This really is the back of the main house, as it fronts both Biscayne Bay and the main southern gardens (which we'll explore in my next post).

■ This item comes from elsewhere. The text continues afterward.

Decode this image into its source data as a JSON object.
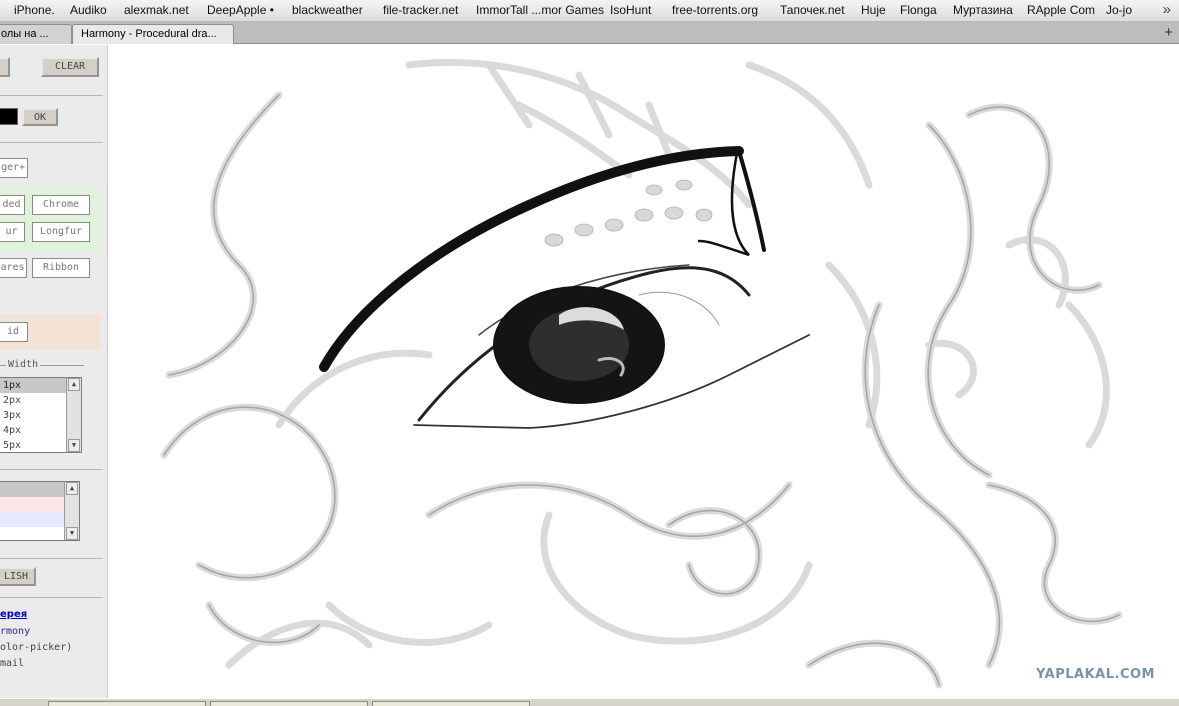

Notice the continuation of blue and yellow in the curtains and awnings. Originally, the center of the house was completely open and these curtains provided shade and protection from the elements. It was glassed in for preservation in the 1980s.The stucco has a pink tint with the local grey stone providing an accent. I love the texture of this stone and the little pockets provide places for greenery to sprout; Probably not the best for preservation but great for effect.The entry is flanked by more urns and statuary and these great copper sconces; the green is striking against the pink hued stucco.While the design remains Italian, lots of the details and the name itself remain true to Deering's original Spanish intentions; Spanish galleons are seen throughout, like this one below at the entrance.The court is flanked by 2 triumphal arches, which make a great backdrop for photoshoots!The stucco of the surrounding court walls is a coral pink color, much stronger than the house's light pink hue.The Beaux-arts influence is evident by the site lines, everything aligns! Below we are looking through the arches and central court.Chalfin designed the house to appear as it had evolved and changed over generations of an Italian family. The house was to seem to have been added onto as time progressed and these baroque arches would have been 'later additions' style wise.Chalfin however, was not the architect of the house but more of an owner's representative and design director. He worked closely with Deering on the design, even traveling with him throughout Europe scoping out precedents and, much like at San Simeon, buying architectural 'salvage' to use and copy in the estate.The architect they chose was Francis Burrall Hoffman, who was unceremoniously dismissed after the bulk of the main house was complete, with Landscape architect Diego Suarez (who had studied in Italy) designing the gardens (even if Chalfin later took credit!). To the side of the house are the servants entrance and maintenance sheds, which this time are in a beautiful yellow stucco. These are the entry for visitors today into the main gardens which we'll see soon, I promise!As a non sequitur, I loved seeing a true 'Florida door' (louvered wood door) in use in Florida as my old apartment here in DC used them as entry to our apartments!